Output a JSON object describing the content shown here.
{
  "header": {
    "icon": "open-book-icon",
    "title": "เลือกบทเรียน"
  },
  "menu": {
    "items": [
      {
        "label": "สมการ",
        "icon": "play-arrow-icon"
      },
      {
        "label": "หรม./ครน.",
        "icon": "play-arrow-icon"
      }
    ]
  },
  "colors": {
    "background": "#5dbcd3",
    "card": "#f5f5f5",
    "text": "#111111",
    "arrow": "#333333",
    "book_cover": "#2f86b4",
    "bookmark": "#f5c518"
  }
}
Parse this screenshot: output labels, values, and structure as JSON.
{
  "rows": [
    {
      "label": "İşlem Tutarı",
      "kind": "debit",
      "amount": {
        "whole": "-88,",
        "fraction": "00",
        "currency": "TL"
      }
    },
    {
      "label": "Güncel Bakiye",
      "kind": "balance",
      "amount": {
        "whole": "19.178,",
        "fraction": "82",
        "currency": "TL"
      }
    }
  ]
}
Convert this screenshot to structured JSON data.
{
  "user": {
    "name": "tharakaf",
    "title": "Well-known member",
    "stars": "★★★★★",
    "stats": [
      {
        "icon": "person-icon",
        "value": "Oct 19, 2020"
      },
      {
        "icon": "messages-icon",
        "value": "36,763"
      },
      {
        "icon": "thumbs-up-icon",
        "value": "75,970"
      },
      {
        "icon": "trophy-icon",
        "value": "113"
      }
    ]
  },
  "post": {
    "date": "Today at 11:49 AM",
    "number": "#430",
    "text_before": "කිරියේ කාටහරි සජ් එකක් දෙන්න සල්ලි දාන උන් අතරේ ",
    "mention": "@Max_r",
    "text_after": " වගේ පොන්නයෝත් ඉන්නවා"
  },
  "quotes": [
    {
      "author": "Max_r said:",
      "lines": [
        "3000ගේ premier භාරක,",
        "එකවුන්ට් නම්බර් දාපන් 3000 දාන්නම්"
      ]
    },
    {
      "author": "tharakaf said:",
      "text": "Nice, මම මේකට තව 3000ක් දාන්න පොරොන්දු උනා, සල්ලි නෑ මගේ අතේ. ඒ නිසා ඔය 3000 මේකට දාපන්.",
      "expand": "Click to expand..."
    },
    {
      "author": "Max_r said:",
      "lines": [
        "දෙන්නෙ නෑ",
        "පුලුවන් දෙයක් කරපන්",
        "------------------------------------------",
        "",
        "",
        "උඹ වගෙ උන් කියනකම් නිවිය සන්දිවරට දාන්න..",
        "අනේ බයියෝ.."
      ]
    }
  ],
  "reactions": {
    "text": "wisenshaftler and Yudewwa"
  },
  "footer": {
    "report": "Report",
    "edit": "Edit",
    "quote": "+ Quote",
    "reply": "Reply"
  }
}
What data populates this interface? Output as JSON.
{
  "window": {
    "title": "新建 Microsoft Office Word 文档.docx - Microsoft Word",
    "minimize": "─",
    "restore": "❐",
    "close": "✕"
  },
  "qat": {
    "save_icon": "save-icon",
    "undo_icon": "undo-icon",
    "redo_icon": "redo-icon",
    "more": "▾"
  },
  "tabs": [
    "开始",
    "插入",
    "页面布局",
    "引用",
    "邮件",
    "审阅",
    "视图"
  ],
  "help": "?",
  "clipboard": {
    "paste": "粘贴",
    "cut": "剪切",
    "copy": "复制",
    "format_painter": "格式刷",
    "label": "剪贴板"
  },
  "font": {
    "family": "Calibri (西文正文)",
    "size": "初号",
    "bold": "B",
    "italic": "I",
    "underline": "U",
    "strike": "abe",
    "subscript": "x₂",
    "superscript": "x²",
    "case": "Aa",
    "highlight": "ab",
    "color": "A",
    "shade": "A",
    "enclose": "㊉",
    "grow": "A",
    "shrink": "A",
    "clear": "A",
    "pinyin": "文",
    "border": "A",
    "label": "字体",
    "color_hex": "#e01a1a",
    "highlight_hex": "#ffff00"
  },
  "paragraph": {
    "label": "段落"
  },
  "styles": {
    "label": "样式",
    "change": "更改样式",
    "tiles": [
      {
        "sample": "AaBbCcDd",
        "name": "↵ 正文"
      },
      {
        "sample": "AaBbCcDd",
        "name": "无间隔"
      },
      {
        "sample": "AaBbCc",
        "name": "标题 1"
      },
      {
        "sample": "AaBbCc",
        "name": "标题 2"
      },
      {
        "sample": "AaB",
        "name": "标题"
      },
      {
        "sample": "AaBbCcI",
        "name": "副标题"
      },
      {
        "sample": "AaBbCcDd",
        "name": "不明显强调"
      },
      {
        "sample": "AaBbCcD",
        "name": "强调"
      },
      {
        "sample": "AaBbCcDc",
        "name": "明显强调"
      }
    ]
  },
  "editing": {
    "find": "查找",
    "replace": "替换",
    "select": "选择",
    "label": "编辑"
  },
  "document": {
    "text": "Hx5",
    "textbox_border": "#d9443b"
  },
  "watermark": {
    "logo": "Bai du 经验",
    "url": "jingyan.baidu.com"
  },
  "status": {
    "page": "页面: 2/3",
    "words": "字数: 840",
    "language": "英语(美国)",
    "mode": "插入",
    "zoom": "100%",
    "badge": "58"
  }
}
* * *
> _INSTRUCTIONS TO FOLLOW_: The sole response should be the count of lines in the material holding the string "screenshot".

> _RESPONSE TO THE TASK_: 2